___ Study material
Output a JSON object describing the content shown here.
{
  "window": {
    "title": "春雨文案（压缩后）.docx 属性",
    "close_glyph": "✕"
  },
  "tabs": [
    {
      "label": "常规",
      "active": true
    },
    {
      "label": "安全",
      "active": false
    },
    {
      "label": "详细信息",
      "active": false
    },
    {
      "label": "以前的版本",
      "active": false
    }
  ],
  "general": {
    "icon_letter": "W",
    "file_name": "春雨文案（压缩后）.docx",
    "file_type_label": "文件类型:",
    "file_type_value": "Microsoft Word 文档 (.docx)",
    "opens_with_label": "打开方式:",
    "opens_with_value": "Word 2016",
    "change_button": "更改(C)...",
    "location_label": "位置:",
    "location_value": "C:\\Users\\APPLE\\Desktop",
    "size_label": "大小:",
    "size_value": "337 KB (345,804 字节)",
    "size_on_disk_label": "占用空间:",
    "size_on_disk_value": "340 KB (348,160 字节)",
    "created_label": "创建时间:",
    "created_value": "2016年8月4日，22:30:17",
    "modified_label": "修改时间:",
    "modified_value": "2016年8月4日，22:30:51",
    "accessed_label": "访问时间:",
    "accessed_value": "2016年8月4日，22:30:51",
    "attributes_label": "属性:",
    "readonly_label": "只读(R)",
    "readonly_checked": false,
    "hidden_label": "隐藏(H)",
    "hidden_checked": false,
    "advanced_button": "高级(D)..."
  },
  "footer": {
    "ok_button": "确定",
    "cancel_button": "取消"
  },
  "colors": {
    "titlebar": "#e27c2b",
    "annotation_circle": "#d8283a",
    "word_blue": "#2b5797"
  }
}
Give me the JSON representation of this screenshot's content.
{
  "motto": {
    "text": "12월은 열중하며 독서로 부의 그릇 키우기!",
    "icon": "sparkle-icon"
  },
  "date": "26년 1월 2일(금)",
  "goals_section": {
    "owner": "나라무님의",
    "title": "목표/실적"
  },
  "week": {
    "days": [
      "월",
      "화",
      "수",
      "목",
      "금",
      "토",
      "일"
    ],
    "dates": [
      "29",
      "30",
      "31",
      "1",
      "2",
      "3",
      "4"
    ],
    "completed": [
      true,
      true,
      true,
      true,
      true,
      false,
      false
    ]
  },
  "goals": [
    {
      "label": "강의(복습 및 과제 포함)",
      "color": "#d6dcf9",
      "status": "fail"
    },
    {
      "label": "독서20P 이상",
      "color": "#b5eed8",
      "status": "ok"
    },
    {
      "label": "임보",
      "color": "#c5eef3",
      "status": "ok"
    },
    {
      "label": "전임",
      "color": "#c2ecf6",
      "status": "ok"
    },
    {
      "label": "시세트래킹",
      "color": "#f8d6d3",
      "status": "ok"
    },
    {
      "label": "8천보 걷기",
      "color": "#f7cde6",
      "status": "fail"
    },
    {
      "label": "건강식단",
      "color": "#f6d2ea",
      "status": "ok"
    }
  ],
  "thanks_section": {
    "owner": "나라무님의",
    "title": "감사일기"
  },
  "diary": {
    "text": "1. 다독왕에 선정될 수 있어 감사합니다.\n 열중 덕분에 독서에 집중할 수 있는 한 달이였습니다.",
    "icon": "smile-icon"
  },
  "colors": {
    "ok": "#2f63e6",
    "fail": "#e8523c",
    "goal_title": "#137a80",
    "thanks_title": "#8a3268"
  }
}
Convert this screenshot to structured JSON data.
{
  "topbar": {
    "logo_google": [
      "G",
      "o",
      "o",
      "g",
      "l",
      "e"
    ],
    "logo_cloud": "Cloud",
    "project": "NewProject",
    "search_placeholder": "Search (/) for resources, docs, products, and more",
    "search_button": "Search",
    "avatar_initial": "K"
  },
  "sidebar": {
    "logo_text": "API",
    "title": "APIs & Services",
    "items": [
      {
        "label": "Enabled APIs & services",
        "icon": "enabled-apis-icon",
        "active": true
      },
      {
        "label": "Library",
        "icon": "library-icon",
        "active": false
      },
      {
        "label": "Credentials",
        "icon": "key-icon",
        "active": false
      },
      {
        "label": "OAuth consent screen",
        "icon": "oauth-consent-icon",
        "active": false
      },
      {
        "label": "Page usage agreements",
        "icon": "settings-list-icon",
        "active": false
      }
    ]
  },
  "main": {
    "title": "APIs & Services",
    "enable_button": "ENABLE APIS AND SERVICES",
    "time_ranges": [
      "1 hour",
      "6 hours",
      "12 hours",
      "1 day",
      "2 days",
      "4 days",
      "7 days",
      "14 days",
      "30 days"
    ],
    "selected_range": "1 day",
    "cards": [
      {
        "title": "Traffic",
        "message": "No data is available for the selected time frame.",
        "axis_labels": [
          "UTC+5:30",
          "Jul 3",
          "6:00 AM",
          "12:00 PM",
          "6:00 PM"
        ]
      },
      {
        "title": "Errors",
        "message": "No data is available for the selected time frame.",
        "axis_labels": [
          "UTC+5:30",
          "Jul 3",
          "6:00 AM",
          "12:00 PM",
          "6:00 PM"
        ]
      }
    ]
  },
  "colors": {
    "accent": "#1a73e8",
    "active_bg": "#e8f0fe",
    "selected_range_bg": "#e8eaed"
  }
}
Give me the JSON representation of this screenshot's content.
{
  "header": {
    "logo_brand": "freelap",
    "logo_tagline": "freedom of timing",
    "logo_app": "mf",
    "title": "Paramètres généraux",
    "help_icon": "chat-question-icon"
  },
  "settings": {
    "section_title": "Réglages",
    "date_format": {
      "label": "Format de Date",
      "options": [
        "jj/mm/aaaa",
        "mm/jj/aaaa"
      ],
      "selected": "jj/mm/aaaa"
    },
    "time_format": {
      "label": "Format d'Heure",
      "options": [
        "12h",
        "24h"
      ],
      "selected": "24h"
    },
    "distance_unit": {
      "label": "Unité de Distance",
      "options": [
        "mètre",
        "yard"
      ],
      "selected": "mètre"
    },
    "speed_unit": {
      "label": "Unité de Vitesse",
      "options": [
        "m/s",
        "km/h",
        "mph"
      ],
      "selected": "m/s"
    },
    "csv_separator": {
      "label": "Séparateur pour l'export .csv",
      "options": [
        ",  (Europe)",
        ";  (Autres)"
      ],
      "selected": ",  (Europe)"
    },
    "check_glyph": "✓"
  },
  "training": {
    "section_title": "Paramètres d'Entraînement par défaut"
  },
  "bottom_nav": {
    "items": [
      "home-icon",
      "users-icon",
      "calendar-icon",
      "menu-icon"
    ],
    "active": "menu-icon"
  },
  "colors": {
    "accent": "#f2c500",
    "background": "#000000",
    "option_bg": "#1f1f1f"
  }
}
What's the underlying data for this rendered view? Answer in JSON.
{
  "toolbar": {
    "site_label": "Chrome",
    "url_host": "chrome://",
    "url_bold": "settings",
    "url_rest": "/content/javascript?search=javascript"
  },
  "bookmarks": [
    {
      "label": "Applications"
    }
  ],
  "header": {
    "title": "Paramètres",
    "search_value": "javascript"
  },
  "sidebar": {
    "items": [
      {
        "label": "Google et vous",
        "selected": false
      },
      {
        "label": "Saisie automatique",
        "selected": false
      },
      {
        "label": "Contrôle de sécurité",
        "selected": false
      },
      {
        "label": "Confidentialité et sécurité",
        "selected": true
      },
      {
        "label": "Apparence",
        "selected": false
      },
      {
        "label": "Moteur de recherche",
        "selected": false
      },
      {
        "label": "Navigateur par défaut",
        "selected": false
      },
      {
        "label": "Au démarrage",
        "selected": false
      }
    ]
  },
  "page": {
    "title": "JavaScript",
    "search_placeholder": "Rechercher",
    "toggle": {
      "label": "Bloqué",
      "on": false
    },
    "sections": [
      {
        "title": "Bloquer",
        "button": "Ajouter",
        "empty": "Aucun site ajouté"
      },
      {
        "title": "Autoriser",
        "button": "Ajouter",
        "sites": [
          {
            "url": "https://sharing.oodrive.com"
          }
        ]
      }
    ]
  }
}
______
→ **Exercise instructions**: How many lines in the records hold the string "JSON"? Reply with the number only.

→ **Answer box**: 5